Adaptation (2002)

Adaptation certainly has many life lessons to teach us. Charlie (Nicolas Cage) is a screenwriter who is struggling to come up with an adaptation of the best-selling book, The Orchid Thief by Susan Orlean (Meryl Streep). As Charlie’s writer’s block deepens, his insecurities heighten and his self-loathing reaches a crescendo. If this wasn’t bad enough his less talented, over-confident twin brother, Donald (also played by Nicolas Cage), is offered big bucks for his hammy, clichéd thriller script.

Inspired by the real Charlie Kaufman’s struggle to adapt the book, this film is about taking risks, controlling your inner demons and ultimately avoiding winding up a walking cliché.

 

Mary and Max (2009)

A young Australian girl named Mary (Toni Collette) who is unhappy at home decides to write to a random person in an American phone book, who turns out to be a middle-aged New Yorker called Max (Philip Seymour Hoffman). Both are friendless with little hope for the future – Max is overweight and depressed and Mary’s parents have little time for her.

Battling loneliness and negative influences, they forge a connection and correspond for the next two decades. Despite their obvious differences, through their mutual support they work to change their paths. Mary and Max is about being spontaneous, trying to stay positive and making lasting connections.

 

Up (2009)

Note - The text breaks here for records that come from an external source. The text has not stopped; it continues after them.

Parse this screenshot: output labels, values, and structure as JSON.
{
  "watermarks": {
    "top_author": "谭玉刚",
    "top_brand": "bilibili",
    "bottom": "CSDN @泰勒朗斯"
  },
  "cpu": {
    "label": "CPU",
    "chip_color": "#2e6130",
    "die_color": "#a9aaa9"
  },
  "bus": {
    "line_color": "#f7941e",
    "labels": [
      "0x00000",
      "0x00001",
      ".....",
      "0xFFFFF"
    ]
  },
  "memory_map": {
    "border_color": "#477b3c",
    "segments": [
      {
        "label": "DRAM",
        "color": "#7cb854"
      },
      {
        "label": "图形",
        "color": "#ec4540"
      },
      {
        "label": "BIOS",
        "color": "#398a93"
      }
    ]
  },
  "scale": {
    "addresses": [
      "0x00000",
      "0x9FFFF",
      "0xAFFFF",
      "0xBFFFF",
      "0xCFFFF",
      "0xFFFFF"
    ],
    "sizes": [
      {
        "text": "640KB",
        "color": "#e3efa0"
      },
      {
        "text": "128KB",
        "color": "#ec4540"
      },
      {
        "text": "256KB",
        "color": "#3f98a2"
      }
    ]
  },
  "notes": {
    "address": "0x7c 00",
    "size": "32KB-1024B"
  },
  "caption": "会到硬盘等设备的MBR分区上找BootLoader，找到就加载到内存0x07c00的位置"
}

The young Carl Fredricksen (Ed Asner) is one step ahead of most people – he’s found his soul mate early on and they settle in a lovely home. When life begins throwing them curve balls they stick together and work things through. However, their lifelong dream of visiting Paradise Falls in South America always seems just out of reach. When his wife Ellie passes away, Carl shuts himself off and fights to save his cherished home from demolition.

This poignant tale teaches us to embrace adventure and voyage into the world but ultimately to follow your dreams before it’s too late. Take that trip of a lifetime now. Find a way to make it happen. Don’t wait for a health scare, a relationship breakup or retirement to make changes or live the life you’ve always wanted.

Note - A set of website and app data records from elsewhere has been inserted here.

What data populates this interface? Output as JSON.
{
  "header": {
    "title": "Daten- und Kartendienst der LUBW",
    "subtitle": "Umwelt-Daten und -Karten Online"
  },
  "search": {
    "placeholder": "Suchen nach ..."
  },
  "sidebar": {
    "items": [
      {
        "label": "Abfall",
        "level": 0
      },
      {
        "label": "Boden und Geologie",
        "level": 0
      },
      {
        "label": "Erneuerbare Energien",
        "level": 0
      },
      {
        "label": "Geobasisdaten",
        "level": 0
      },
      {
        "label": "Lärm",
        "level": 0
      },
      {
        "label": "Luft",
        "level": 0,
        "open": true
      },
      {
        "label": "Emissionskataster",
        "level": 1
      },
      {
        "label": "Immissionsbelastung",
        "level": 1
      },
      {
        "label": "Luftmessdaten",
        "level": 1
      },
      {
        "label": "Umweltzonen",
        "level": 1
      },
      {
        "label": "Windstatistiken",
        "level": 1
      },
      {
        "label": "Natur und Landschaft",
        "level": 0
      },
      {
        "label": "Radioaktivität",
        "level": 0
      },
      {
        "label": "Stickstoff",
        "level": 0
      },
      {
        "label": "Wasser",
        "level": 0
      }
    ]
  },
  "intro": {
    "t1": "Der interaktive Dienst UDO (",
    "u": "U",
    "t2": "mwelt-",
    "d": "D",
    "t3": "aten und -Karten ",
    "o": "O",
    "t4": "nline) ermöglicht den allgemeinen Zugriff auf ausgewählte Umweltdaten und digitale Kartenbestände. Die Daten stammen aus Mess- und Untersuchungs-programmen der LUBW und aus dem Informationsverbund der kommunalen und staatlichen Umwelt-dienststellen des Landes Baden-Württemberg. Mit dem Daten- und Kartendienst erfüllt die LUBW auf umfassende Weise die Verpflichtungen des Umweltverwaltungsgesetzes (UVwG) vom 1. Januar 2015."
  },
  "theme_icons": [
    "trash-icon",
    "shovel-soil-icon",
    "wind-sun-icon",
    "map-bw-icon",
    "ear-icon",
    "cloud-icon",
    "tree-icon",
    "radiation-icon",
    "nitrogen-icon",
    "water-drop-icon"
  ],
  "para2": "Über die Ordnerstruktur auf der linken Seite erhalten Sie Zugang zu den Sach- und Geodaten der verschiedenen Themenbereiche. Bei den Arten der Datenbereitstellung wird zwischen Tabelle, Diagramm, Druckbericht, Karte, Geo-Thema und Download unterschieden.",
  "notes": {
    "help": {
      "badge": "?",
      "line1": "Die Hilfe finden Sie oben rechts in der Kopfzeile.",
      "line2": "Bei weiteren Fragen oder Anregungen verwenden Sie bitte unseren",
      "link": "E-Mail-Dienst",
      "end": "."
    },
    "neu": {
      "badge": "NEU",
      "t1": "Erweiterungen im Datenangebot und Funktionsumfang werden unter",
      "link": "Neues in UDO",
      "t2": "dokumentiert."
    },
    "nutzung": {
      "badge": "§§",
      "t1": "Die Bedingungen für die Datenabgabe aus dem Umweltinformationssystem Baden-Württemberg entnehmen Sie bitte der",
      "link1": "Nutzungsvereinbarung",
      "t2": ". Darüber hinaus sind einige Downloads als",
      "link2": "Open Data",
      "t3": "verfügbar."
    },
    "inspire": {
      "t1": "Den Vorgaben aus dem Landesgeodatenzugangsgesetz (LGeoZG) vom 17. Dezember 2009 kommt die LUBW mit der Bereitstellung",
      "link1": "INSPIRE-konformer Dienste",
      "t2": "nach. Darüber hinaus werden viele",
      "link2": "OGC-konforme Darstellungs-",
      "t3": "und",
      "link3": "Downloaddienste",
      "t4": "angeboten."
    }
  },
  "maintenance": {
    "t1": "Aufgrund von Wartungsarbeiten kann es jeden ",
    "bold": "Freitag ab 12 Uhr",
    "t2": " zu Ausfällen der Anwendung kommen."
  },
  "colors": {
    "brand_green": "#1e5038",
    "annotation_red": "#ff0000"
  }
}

Letters of Note

‘Correspondence deserving of a wider audience’

Edited by Shaun Usher, Letters of Note is described by its founder as an ‘online homage to offline correspondence’.

Some of the most popular letters – and my personal favourites – include ‘Pixar don’t finish films’ – a letter written by Pixar director Pete Docter to a young fan, ‘Wilder on Wonka’ – a letter penned by Gene Wilder to director Mel Stuart, and ‘I like words’ – a letter sent to MGM Studios in Hollywood in 1934 by a Madison Avenue copywriter named Robert Pirosh.

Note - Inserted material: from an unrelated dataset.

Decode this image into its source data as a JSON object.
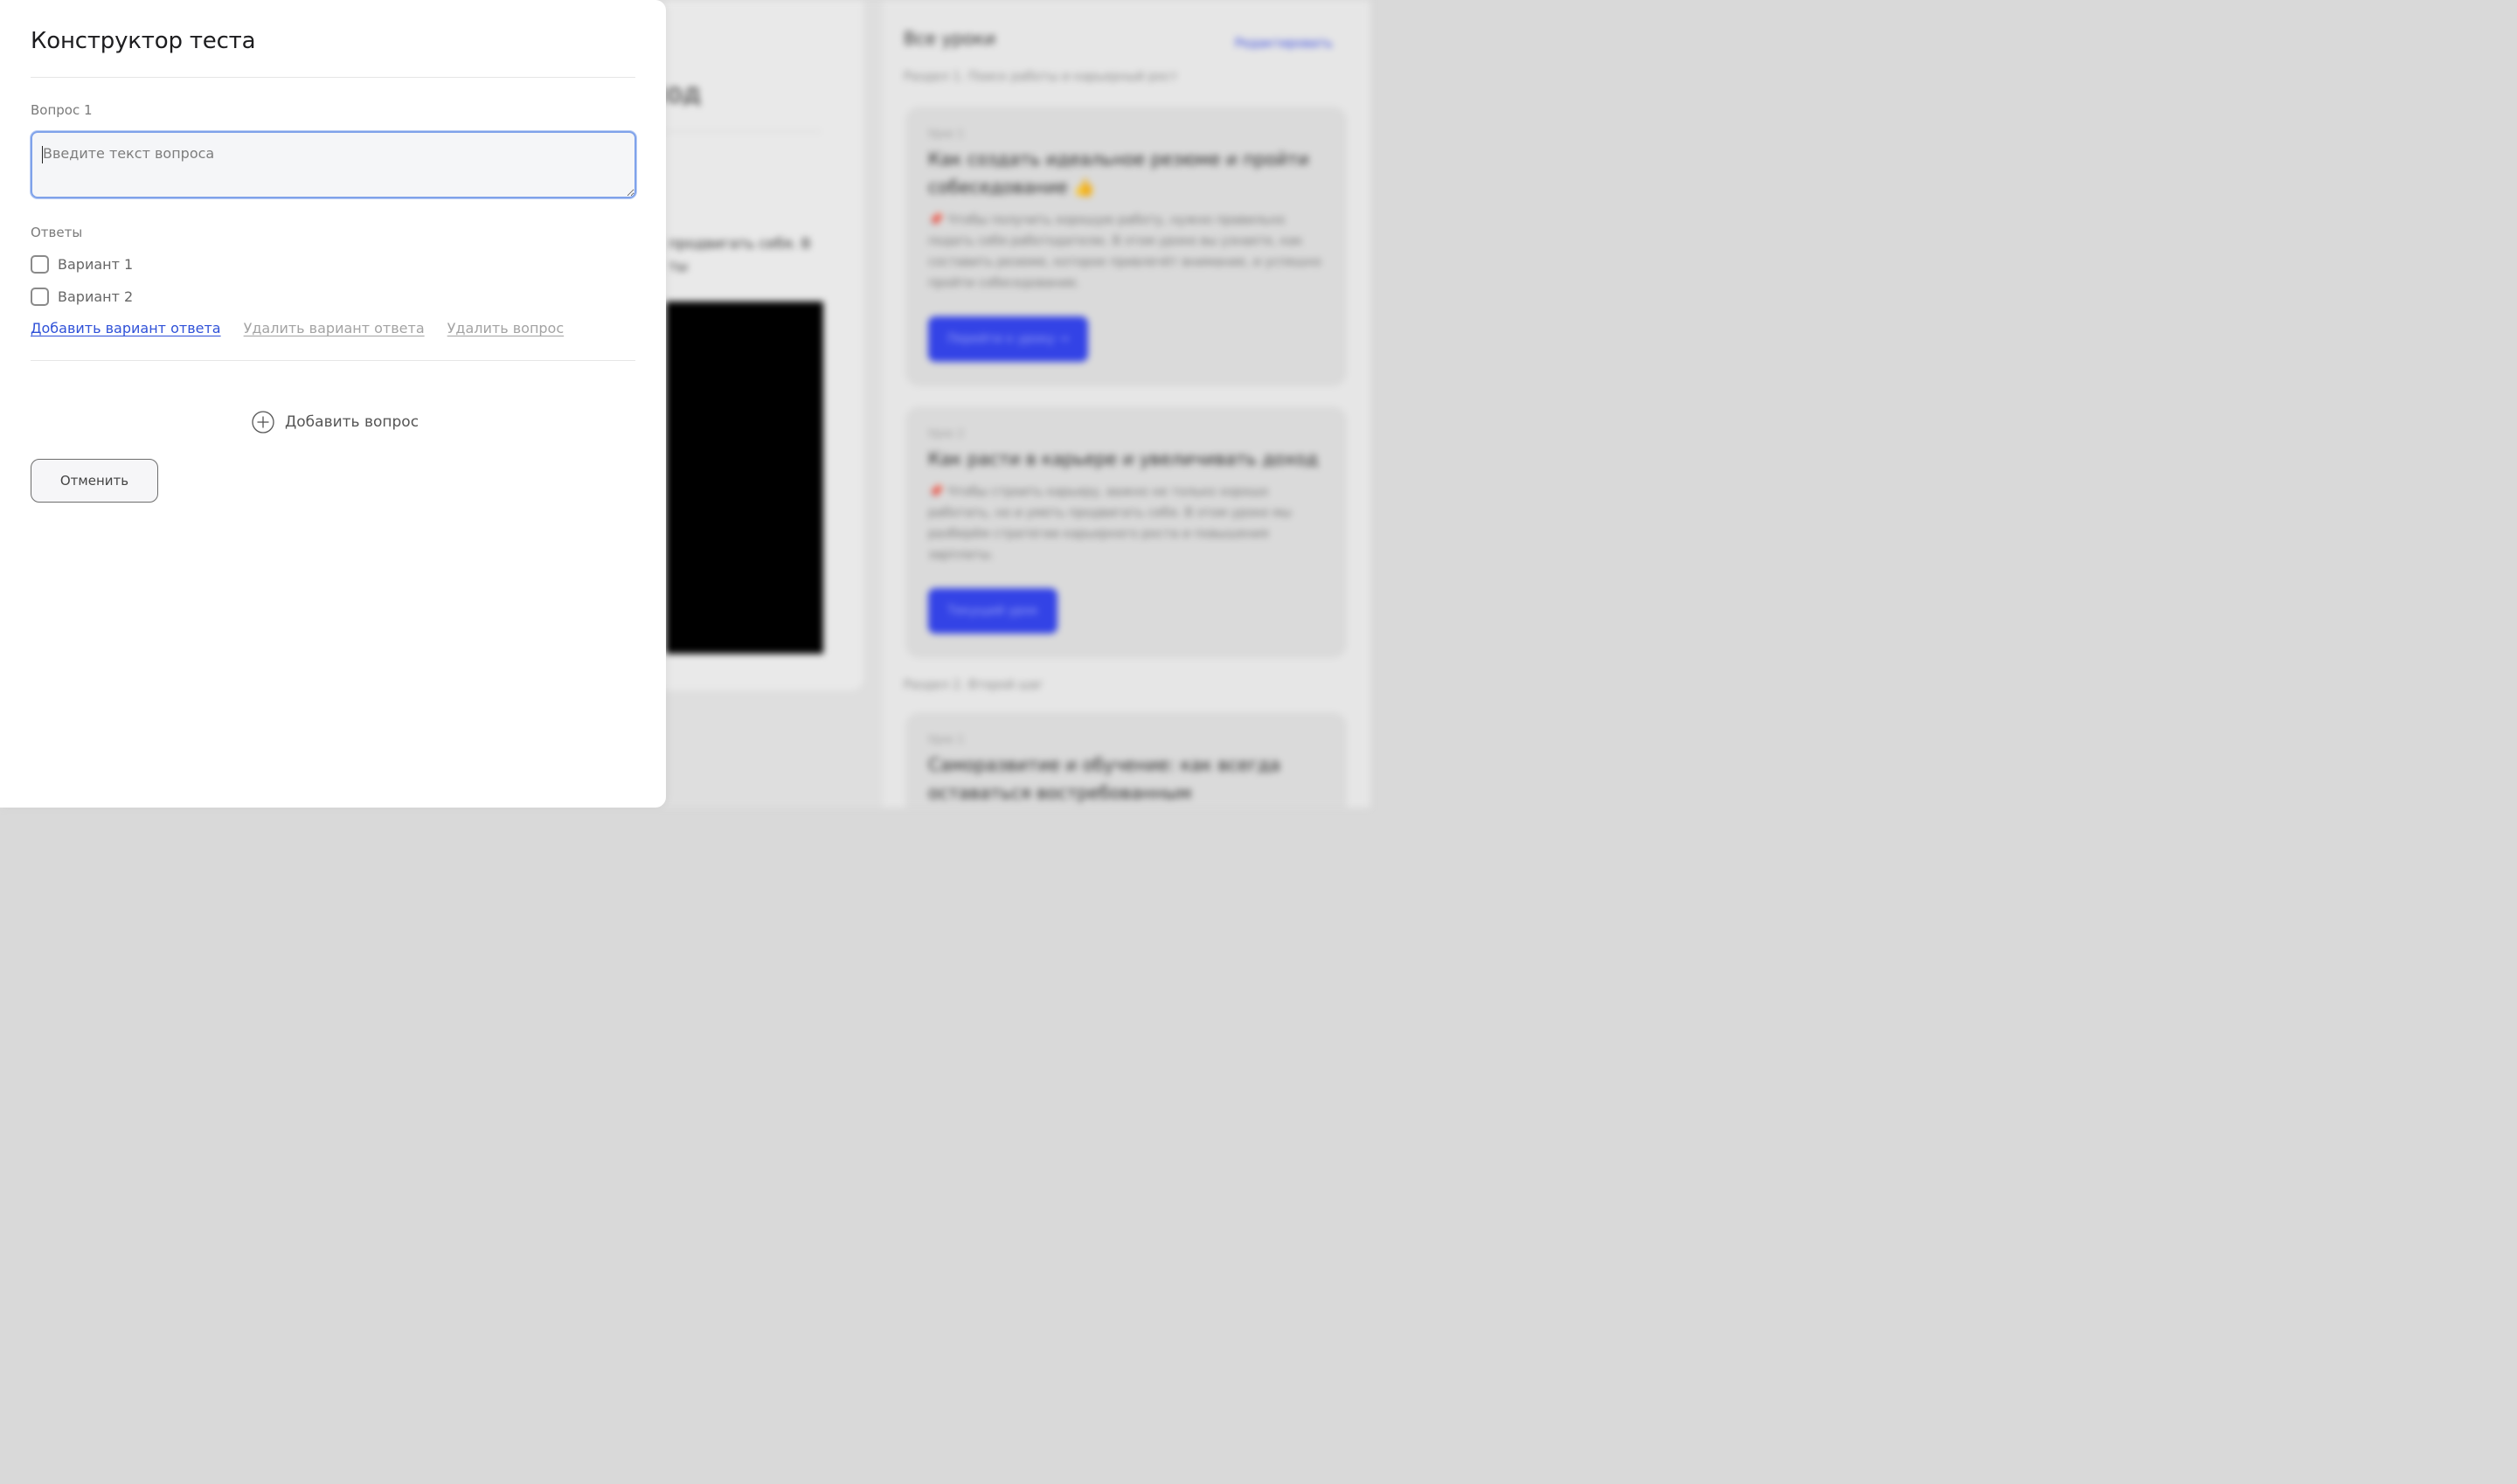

NB The Letters of Note book comes out in October of this year.

http://www.lettersofnote.com

Messy Nessy Chic

‘Blogging on the off-beat, the unique and the chic’

This blog was founded by Londoner Vanessa (Nessy), who upped sticks and moved to Paris. This means there are a lot of Parisian-based posts, but also plenty of fascinating insights – past and present – from around the globe.

Messy Nessy Chic is a sort of amalgamation of interesting discoveries from the internet, and details such finds as the history behind abandoned buildings, secret hideaways in congested cities, and clandestine Parisian parties. My favourite series of posts includes ’13 Things I found on the Internet Today’, which is published weekly.

http://www.messynessychic.com

Apartment Therapy

‘Saving the world one room at a time!’

Apartment Therapy was founded in 2004 by ‘apartment therapist’ Maxwell Ryan. Its mission statement, ‘Helping people make their homes more beautiful, organized and healthy by connecting them to a wealth of resources, ideas and community online’ sums up the site very well, and the readers’ comments play an integral role in further substantiating the articles. As well as Maxwell’s tips, reviews and ideas, the site also features tours of real homes and design projects and has a strong sense of kinship.

Although the site is very New York-centric, contributors hail from Canada, the Netherlands, Germany and the UK, as well as the US, and there are still many relevant topics for a UK reader.

Three Apartment Therapy books have now been published, and there is also space on the site dedicated to food and recipes.

http://www.apartmenttherapy.com